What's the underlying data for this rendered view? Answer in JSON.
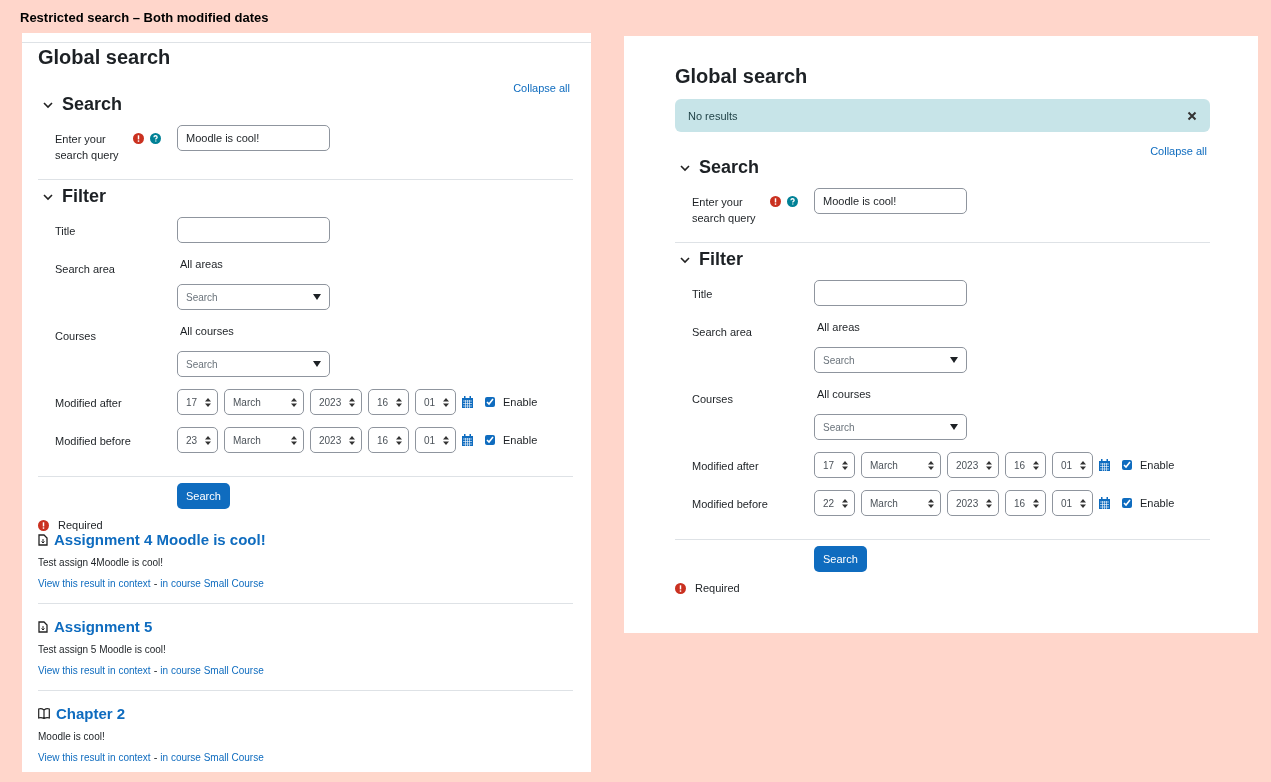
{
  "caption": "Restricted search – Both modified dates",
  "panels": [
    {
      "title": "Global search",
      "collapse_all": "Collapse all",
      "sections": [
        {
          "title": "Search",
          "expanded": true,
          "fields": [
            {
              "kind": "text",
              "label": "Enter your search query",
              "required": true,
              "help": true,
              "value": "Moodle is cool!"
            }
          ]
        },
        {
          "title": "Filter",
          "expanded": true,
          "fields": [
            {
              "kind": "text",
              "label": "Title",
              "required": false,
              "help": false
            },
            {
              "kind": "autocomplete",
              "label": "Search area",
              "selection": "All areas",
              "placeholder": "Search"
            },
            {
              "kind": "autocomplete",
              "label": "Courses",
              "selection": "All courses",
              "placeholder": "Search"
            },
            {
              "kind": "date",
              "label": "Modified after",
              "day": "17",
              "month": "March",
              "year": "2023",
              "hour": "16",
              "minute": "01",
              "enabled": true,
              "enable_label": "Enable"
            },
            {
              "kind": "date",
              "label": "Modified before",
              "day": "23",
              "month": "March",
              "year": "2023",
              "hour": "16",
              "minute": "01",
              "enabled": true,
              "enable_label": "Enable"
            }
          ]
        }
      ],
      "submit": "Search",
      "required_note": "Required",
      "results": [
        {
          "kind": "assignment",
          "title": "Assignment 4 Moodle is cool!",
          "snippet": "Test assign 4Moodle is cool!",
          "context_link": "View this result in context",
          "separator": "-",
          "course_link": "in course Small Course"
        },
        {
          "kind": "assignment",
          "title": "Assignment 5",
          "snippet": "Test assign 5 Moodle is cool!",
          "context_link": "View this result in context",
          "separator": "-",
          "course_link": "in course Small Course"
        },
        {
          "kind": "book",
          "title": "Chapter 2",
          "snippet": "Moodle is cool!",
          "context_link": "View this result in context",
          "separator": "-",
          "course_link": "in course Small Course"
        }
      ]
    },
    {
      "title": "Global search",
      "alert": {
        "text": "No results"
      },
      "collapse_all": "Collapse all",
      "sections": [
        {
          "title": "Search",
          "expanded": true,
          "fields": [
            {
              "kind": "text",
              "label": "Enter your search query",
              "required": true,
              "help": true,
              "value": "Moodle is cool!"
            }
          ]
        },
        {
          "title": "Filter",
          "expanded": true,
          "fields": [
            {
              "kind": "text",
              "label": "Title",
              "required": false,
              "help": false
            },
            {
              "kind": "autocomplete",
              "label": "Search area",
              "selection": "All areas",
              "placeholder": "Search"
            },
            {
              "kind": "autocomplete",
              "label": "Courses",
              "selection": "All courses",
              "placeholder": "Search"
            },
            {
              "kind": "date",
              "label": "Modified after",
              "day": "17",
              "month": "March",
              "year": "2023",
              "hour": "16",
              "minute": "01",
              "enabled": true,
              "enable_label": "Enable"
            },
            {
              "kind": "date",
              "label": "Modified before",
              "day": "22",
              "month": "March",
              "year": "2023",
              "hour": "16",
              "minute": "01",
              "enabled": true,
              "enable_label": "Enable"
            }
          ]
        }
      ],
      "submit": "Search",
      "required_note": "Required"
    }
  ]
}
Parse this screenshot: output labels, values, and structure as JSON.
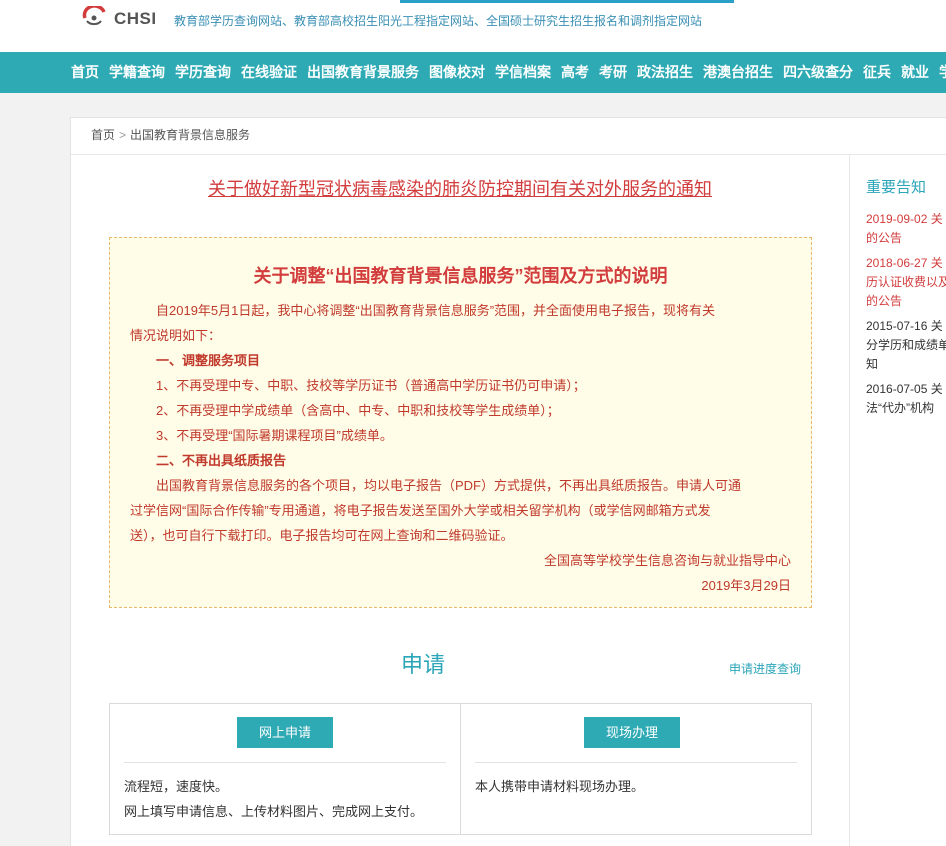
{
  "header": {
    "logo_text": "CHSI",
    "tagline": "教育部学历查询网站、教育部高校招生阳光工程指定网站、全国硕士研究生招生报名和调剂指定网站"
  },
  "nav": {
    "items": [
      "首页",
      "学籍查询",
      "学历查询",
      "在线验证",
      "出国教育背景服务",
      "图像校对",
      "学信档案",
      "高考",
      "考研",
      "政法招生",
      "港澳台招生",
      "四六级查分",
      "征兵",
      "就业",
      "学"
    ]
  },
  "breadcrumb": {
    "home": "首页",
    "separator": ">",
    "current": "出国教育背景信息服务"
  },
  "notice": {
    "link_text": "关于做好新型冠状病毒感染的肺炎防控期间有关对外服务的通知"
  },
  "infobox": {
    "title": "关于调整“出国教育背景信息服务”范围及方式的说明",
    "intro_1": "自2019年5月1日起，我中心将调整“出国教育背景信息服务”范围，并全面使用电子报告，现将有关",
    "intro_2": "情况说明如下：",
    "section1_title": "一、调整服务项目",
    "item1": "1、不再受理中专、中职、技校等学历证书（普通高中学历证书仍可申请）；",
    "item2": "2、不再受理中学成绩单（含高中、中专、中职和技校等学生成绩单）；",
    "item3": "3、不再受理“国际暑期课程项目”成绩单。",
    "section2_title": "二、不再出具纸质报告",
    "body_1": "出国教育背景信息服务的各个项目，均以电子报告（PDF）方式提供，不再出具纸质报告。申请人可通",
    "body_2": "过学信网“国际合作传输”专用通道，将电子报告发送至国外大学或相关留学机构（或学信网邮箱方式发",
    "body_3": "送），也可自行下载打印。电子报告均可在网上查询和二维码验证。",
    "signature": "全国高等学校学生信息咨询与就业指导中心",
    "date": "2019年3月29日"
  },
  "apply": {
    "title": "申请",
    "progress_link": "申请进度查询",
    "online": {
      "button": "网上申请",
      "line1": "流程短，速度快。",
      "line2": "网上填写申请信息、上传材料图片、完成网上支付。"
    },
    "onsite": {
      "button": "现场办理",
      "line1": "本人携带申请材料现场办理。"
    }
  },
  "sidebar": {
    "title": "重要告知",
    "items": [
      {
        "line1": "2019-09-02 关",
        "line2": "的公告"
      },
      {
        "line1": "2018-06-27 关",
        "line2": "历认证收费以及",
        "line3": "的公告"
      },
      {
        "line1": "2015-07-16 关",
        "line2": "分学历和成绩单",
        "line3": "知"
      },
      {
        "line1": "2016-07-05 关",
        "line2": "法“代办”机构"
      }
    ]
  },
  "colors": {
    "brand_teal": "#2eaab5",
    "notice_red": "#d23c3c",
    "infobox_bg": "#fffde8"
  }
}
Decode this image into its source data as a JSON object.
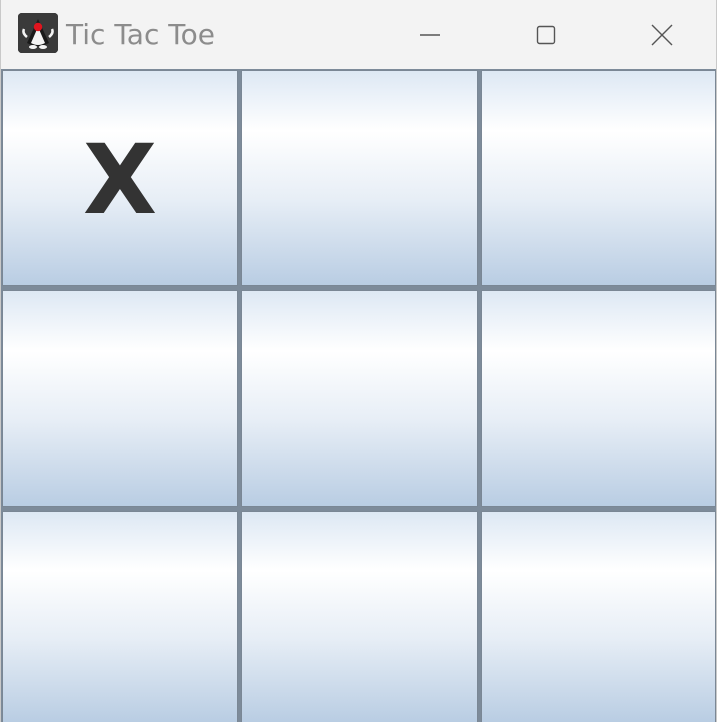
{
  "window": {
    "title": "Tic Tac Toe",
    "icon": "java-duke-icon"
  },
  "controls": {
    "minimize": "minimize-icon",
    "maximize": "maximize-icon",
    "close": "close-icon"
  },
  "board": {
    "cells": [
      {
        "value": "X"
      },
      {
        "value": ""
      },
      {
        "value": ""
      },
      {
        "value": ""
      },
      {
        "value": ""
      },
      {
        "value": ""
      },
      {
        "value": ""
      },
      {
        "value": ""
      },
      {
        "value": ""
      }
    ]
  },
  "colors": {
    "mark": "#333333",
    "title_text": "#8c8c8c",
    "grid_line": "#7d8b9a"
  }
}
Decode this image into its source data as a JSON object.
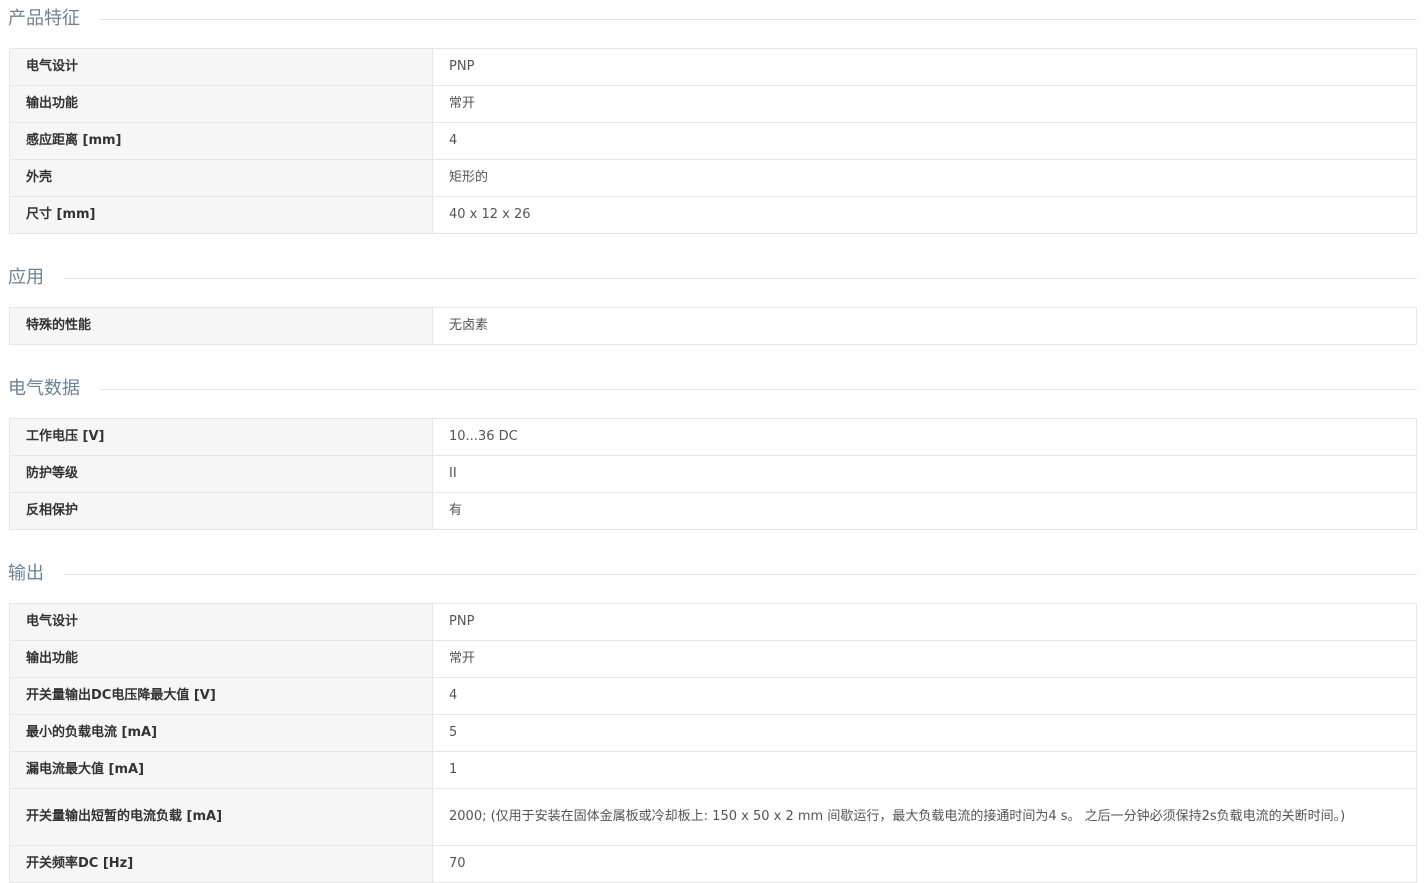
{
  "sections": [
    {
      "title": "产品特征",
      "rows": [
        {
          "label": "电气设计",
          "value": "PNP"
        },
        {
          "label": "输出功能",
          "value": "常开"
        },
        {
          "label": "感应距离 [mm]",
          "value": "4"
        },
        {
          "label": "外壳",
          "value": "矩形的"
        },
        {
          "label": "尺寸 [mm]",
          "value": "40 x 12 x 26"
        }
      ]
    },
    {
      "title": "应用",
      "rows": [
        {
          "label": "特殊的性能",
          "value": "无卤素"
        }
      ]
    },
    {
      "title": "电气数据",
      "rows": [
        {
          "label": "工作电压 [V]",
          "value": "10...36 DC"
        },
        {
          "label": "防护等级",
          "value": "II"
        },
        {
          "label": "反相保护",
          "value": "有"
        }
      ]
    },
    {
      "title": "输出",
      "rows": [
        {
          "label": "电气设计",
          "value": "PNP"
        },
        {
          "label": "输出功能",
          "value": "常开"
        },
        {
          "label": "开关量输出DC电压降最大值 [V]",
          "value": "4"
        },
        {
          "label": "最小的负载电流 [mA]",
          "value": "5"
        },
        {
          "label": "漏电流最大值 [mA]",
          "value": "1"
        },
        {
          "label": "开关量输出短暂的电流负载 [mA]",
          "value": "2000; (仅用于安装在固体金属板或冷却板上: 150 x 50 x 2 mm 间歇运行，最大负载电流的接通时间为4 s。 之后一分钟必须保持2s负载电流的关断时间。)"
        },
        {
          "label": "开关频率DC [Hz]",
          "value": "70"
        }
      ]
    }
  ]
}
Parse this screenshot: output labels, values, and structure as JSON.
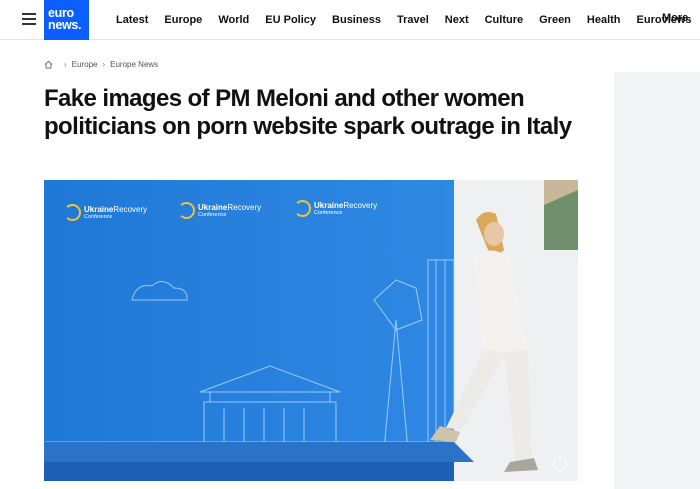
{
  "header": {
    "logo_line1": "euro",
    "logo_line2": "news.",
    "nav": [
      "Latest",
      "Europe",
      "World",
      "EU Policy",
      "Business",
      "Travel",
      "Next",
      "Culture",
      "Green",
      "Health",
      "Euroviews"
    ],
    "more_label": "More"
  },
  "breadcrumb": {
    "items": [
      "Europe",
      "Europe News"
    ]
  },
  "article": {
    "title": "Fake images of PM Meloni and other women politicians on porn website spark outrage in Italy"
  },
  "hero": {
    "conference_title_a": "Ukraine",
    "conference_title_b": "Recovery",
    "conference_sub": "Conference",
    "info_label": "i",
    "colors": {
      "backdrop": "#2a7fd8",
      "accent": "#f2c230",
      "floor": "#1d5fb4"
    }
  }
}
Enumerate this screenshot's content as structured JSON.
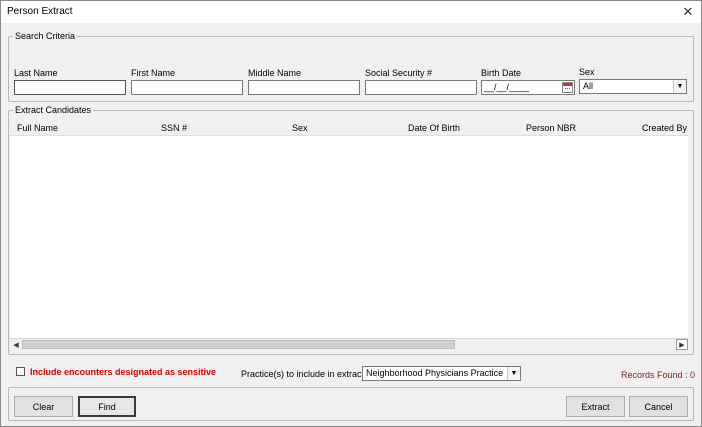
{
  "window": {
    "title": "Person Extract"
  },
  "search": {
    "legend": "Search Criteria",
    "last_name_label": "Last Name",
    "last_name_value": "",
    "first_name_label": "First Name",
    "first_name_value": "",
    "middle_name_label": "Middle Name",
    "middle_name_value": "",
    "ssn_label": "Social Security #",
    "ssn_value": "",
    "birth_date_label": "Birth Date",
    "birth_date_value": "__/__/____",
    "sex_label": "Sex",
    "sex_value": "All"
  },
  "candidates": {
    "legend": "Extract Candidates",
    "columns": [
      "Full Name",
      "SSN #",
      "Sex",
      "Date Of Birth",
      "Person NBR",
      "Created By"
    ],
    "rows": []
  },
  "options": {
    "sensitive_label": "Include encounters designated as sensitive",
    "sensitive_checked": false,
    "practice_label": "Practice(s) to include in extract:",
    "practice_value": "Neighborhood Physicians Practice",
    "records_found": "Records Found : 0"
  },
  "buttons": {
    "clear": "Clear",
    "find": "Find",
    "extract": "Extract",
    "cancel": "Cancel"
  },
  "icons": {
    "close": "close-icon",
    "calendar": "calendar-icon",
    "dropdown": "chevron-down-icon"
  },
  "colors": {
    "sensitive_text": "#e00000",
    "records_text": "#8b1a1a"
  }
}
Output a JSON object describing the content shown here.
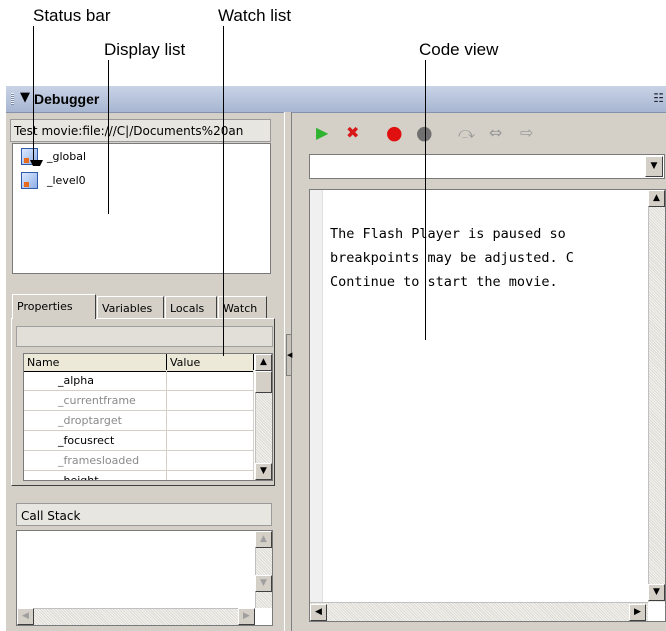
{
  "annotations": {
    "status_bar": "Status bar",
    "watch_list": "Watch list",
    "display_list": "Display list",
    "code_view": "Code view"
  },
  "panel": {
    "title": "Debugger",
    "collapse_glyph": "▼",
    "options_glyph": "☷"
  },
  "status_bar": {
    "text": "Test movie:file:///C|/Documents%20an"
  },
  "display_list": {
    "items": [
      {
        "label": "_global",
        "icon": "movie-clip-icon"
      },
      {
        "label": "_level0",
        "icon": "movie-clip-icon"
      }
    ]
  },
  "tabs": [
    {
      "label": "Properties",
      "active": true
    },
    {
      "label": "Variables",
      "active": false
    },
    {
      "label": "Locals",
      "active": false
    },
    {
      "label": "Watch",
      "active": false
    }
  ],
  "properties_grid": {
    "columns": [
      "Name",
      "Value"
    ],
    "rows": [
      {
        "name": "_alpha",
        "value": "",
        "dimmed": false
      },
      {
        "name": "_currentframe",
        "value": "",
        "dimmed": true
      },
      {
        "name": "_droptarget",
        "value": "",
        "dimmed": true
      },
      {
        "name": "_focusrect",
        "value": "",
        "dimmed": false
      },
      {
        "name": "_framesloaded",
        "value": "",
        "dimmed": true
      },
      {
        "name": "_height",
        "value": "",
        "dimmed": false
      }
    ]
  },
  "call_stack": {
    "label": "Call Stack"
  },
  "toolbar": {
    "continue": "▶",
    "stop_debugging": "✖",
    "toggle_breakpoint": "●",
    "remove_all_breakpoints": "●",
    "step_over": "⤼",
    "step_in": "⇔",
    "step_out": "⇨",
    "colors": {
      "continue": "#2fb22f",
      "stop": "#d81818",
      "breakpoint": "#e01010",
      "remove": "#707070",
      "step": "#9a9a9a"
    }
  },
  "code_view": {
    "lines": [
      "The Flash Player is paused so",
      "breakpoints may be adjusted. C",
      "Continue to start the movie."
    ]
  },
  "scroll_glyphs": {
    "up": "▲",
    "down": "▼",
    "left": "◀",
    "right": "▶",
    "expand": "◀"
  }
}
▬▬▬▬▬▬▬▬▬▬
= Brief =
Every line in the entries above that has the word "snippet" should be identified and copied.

= Output for this task =
          "snippet": "Test assign 4Moodle is cool!",
          "snippet": "Test assign 5 Moodle is cool!",
          "snippet": "Moodle is cool!",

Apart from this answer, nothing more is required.